Apartheid's Echo: Unveiling Struggles in Athol Fugard's 'Valley Song' - Free Essay

Published: 2023-12-07
Apartheid's Echo: Unveiling Struggles in Athol Fugard's 'Valley Song' - Free Essay
Type of paper:  Essay
Categories:  Theatre Art Character analysis
Pages: 3
Wordcount: 725 words
7 min read

Valley Song is a short play By Athol Fugard, a South African playwright. The play was performed in 1995 before it was published the following year. The story talks about issues around apartheid in South Africa. The author takes the role of the character in The Story to spearhead the message. The play has only three characters; the author, who sometimes assumes Buks' role, is a white man in South Africa, about 60 years of age. Another character is the granddaughter, who is 17 years old. The play has a simple storyline with clear indications of each stage from the exposition to the resolution. The central conflict in the story revolves around the Landman estate, which a white man had an interest in buying, and because it was the source of livelihood for this family, conflicts ensue.

Trust banner

Is your time best spent reading someone else’s essay? Get a 100% original essay FROM A CERTIFIED WRITER!

The story's exposition starts when the play opens with the author carrying pumpkin seeds in his hands. The seeds are essential in the play because they give the significance of the land to these characters. The playwright introduces the audience to the characters in The Story, and they would play. The seeds hint at why the characters would not like the idea of letting the white buyer take their land. If the new buyer gets the land, then this family will no longer be cultivated. They risk losing their livelihood.

In the opening, the playwright also introduces the audience to the play's setting, a village of Sneeuberg Mountains in the Karoo. The audience learns that Buks has a granddaughter Veronica, a teenager with a singing passion. The author indicates that the man is an ex-military who had served in World War II but is now a farmer depending on agriculture for survival. This acts as a foreshadowing because it expresses why land mattered too much to these people. The audience already expects that this character must be opposed to the white man's intentions to buy the land. It becomes clear that the protagonists are Veronica and Buks.

The point of attack is the white man's intent to purchase the land in which the family lived. He sets the family worried because there is nothing much they would do without their land, so they express their displeasure. Buks explains that he is apprehensive that there was a white man who had come by to look at the land with the ability to purchase it for his investments. According to him, if the man buys the land, then it means they will be forced out of the Jonkers household.

There is a complication when Veronica confirms to her grandfather that several white men had been coming to the place to inspect the property but ended up not purchasing it. From their grandfather's perspective, the white man who had come to acquire the land seemed different because he had come to inspect the property three times and this serves as a foreshadowing to the audience that things will not be the norm.
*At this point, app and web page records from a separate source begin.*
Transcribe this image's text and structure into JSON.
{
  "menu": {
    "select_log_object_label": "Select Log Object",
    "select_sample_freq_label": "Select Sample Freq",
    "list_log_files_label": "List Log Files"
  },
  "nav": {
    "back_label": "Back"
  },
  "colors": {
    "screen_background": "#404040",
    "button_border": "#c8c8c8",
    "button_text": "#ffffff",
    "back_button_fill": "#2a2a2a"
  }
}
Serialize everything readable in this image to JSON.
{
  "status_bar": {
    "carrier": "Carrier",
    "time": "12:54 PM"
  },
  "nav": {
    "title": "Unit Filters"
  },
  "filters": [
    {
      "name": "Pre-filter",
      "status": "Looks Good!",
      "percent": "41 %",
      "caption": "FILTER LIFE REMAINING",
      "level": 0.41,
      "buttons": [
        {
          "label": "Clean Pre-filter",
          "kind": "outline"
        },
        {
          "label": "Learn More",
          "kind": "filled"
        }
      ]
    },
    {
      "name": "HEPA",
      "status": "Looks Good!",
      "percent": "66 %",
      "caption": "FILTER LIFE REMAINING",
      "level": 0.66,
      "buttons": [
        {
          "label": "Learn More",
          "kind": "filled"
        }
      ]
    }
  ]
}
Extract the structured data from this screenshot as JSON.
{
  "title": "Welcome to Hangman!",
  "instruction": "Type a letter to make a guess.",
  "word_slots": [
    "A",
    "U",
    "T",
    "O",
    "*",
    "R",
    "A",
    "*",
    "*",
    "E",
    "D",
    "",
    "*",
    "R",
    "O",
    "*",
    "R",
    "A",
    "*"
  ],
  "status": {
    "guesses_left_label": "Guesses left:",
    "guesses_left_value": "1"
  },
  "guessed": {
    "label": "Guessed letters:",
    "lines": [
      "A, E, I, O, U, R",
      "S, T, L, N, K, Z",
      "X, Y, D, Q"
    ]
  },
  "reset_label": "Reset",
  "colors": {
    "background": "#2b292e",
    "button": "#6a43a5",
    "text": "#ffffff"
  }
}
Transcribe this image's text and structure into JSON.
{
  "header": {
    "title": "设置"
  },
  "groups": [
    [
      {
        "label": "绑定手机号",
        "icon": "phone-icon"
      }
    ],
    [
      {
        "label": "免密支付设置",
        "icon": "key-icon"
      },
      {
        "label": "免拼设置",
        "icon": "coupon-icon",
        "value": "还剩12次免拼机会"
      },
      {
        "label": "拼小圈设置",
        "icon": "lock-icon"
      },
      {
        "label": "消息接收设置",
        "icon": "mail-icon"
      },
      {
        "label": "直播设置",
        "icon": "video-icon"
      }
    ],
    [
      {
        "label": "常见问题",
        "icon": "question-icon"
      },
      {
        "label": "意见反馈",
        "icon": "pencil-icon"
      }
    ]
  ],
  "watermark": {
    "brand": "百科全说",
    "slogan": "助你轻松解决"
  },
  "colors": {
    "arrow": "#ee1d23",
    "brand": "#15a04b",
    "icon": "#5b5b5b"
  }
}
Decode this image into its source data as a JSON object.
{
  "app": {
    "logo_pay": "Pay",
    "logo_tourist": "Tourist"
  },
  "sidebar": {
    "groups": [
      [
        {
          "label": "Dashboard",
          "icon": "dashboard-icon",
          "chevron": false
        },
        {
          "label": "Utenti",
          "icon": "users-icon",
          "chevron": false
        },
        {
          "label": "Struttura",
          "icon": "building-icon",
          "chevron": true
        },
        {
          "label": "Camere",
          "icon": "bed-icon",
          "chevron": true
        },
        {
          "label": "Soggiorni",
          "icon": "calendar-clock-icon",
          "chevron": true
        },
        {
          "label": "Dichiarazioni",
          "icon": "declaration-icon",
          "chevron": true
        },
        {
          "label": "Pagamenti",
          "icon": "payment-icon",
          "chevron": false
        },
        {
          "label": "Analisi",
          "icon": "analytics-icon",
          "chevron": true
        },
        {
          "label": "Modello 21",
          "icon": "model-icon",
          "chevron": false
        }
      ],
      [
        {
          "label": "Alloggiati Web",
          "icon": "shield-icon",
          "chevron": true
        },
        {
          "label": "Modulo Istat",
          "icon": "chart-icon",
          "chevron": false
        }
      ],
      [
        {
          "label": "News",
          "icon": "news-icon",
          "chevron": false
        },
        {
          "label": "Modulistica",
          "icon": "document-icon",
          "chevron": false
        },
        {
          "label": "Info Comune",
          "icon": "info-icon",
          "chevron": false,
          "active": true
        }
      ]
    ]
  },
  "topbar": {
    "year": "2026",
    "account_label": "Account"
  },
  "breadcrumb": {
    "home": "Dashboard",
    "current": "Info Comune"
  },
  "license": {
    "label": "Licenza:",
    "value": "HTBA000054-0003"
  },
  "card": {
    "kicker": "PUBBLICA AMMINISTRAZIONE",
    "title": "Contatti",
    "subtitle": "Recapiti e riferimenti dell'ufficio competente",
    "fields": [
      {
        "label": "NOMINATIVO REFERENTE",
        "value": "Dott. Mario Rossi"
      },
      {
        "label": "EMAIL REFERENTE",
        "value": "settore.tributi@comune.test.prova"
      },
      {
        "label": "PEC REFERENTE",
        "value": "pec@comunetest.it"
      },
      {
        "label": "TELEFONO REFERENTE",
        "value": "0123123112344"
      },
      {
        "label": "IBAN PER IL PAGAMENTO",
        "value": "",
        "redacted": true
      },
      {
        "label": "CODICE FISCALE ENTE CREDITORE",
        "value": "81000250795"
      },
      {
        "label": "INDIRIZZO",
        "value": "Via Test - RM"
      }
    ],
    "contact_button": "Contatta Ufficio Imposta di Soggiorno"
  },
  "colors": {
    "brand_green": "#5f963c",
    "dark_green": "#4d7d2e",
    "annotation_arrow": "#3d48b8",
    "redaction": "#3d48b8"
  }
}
This story comes to the climax when the white makes the final decision to purchase the land. The family gets to hear this from the village gossip. This becomes the turning point in the story as Buks is immensely devastated, and Veronica becomes furious. They did not want to lose the land, and they had to come up with a solution before it was too late.

The emotions intensify as Veronica asks herself why this has to happen to their country and why the government could give freedom to its people. It becomes a moment of reflection as the characters ponder what to do since the government seems not to be doing enough to save them. "Every time they stick their nose in your business, you got to pay something" (Valley Song, p. 27). Veronica refers to the white people who always put the natives in trouble. At this moment, Buks breaks even and decides to confront the white man concerning the issue.

The falling action starts as Buks assumes the author's role, and through authorial intrusion, gives a lengthy speech. As the play comes to a resolution, Buks releases Veronica to go to the city to follow her singing passion, and the white man allows him to cultivate in the land as he has always done season after season.

Work Cited

Fugard, Athol. Valley song. Samuel French, Inc., 1997.

Cite this page

Apartheid's Echo: Unveiling Struggles in Athol Fugard's 'Valley Song' - Free Essay. (2023, Dec 07). Retrieved from https://speedypaper.com/essays/apartheids-echo-unveiling-struggles-in-athol-fugards-valley-song-free-essay

Request Removal

If you are the original author of this essay and no longer wish to have it published on the SpeedyPaper website, please click below to request its removal:

Liked this essay sample but need an original one?

Hire a professional with VAST experience!

24/7 online support

NO plagiarism